March is basketball nirvana for me. High school tournaments fill large arenas with fans, pep bands and dreams of a trip to state, while top seeded college teams and Cinderella hopefuls push for a national championship. My love of basketball and my career in public relations seem to be inextricably connected. Both were built on solid coaching, fundamentals and hustle. After earning my degree in journalism, I cut my teeth in small market TV news, covering crimes and courts, school boards and features. I chased deadlines, gained experience and put new skills to the test. On the court, my high school school playing days were over, but I searched for a way to stay in the game.
After seven years in TV I switched to public relations. I knew what kind of PR person I wanted to be, based on the myriad interactions I had with them as a journalist. I started with a short stint at a large PR firm, then landed a media relations role at a large hospital and clinic system. I pitched incredible patient care stories and the media were happy to gobble them up.
This was about the time I discovered a regular Sunday game of pick-up basketball. Many of us, but not all, had previous playing experience. We recognized our physical limitations, but each played to his strengths. I preferred to play fast, hustling for loose balls, running the fast break and being quicker than my opponent.
As a media relations manager, I broadened my skills, played to my strengths and built a record of success for more than 16 years. But a feeling of restlessness settled in. I grew tired of the familiar. Change was coming.

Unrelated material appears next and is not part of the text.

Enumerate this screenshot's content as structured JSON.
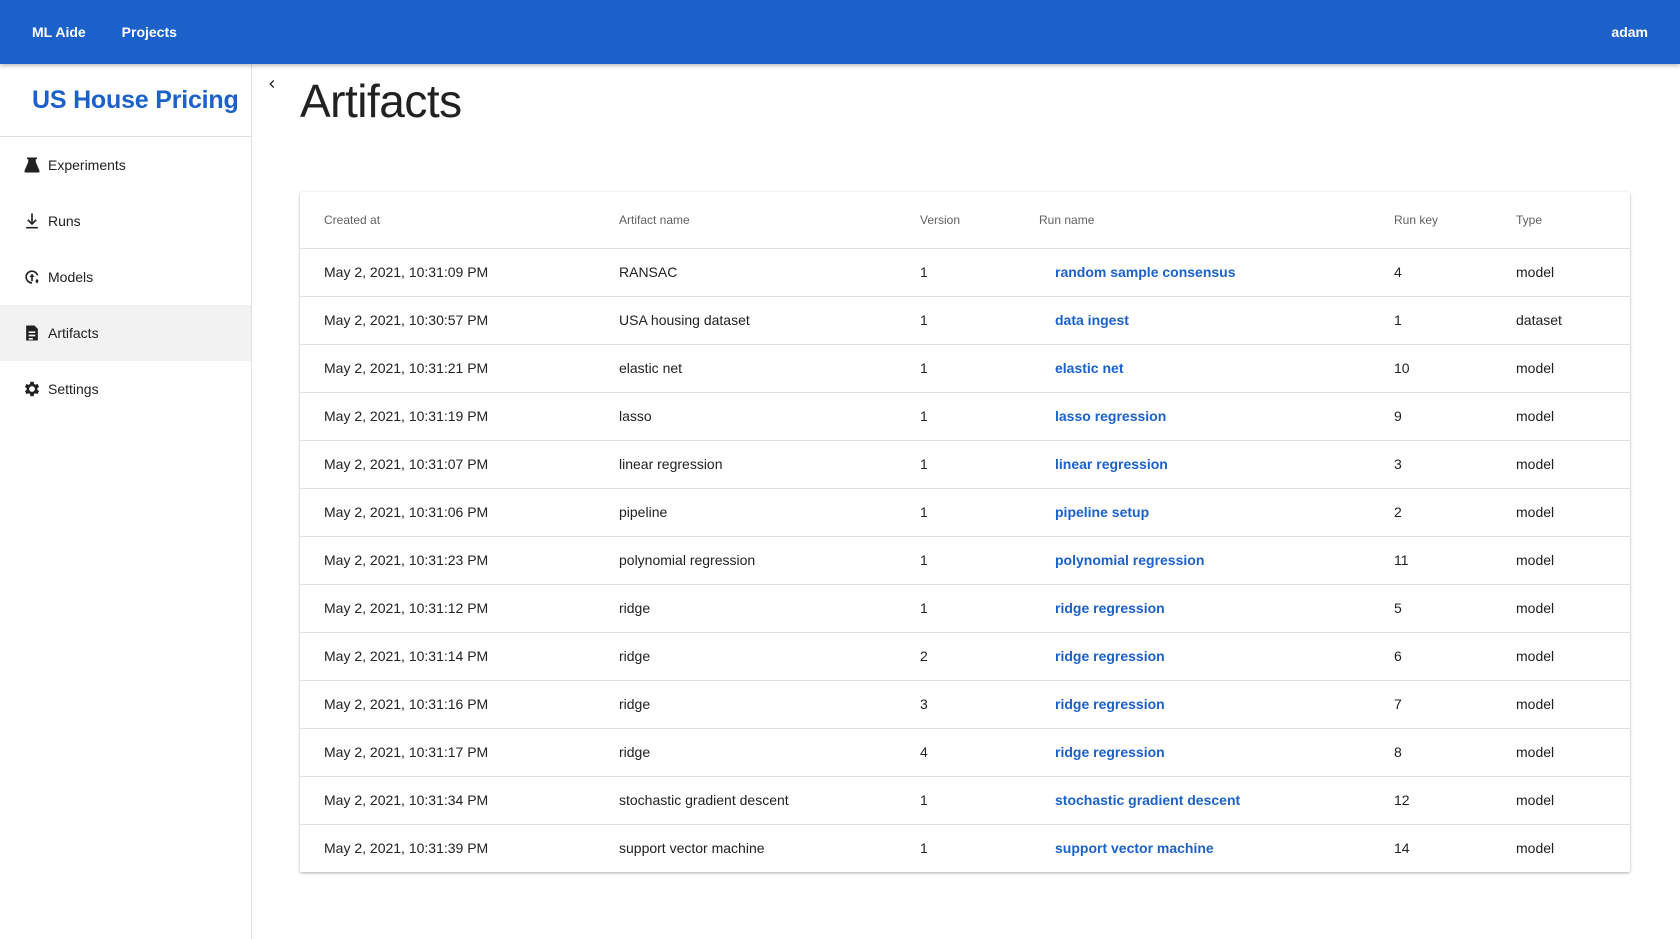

On the Sunday before New Year’s Eve in 2012, playing with many of the guys I first met more than a decade earlier, I dribbled up the court quickly looking for an open teammate. Suddenly a defender blocked my path, forcing me to stop more quickly than expected. My left knee buckled awkwardly as I crumpled to the floor in pain and disbelief. A month later I underwent ACL surgery. Basketball was over for at least nine months. Then, barely 10 days after surgery, I flew out for a final interview with a major medical device company.
My new external communications job required me to learn the industry and master the company product portfolio. Meanwhile, physical therapy was grueling. I threw myself into my work and my recovery. Little by little, I found my footing on the job and in PT. I wrote news releases, pitched trade reporters and collaborated with marketing on product launches. My knee got stronger, too. I worked on agility, balance and muscle strength. Basketball was coming back into focus. I began to play again, with my doctor’s approval. Back on the court, I tried to be the hustle player I once was.
Six weeks later, it happened again. While attempting a fast break lay-up I tried to maneuver around a taller player, but my knee had a different idea. I felt a twist, a frightening wobble, and then a stabbing pain. My surgically repaired ACL was torn for the 2nd time.
At work, I began to feel the grind in my third year. My long commute was taking a toll. My family felt further away and work began to feel less fulfilling. Three months after my injury, a new surgeon performed ACL revision surgery. A far more challenging physical therapy regimen triggered new goals and new thinking about my journey on and off the court. I needed to find a sustainable pace. One that would preserve my body and mind. Change would be difficult, but necessary.
I returned to basketball more than a year later. I sported a high-tech knee brace and a new attitude. I resolved to be a different player, focusing more on staying healthy and staying in the game. Diving to the floor, blocking a bigger player’s drive to the basket or making hard, lateral cuts to get open were less important than staying injury-free and enjoying the camaraderie of teammates and friends.
I left my medical device job a couple of months later and launched my own independent practice. I now set my own pace and enjoy a closer connection to my wife and children. Like basketball, my passion for public relations and telling a great story hasn’t gone away. But my transition from corporate PR to freelance consultant has forever changed the way I play the game.